▸ PROBLEM TO WORK ON:
How many lines in the records below contain the word "phone"? Answer with the number alone.

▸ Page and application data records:

━━━━━━━━

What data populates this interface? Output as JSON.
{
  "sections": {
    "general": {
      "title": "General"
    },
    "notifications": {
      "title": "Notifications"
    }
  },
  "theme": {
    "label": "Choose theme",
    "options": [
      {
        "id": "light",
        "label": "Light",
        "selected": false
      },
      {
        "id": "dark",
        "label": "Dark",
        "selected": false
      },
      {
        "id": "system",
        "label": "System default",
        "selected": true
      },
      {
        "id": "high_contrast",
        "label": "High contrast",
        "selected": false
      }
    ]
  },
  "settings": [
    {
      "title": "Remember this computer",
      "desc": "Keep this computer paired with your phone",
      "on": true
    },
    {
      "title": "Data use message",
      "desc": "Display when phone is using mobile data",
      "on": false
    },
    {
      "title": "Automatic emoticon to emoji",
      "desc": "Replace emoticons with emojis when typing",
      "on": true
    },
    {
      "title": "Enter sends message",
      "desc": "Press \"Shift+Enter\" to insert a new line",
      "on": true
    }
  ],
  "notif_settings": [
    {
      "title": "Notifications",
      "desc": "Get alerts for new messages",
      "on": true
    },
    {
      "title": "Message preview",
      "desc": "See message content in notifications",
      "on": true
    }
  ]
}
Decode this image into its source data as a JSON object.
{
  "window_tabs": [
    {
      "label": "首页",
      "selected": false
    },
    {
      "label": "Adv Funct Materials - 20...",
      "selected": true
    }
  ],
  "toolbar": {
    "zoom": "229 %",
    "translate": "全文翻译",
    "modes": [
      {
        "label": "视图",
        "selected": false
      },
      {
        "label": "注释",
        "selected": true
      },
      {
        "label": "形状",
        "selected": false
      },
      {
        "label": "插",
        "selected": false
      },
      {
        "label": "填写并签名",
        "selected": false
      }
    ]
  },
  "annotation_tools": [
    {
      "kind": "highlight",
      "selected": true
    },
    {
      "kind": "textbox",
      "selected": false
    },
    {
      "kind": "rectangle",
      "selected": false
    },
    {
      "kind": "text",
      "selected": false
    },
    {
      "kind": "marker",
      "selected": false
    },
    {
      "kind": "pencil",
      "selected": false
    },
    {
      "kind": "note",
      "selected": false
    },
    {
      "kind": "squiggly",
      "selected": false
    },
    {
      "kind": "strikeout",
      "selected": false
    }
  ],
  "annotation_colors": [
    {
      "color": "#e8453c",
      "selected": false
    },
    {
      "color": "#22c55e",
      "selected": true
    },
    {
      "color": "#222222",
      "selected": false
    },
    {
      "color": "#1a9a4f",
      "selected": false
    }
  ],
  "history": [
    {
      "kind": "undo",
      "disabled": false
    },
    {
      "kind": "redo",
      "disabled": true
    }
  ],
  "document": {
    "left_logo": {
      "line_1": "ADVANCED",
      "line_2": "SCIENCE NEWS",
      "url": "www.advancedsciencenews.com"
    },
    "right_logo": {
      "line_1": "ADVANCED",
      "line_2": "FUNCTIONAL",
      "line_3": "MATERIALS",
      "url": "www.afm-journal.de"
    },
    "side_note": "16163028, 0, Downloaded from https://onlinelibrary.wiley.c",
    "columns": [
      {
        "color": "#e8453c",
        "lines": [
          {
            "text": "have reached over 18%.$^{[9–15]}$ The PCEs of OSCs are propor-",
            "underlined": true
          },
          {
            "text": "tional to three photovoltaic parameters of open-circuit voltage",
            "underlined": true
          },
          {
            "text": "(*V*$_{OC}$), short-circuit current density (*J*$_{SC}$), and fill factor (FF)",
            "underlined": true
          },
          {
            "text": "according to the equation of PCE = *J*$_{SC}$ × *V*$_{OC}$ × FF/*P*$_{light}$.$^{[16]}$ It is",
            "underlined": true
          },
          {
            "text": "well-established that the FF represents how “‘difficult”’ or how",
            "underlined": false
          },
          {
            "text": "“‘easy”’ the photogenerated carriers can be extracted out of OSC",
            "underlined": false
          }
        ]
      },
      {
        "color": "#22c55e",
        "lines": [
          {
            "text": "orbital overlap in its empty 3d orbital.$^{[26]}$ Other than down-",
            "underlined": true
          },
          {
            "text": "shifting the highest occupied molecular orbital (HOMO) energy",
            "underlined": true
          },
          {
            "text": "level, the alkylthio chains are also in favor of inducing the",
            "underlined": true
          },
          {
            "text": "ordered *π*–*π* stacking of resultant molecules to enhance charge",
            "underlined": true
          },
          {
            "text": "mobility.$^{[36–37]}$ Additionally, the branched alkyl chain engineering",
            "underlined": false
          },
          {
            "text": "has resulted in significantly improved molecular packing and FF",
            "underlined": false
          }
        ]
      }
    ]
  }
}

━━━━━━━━

▸ YOUR SOLUTION:
2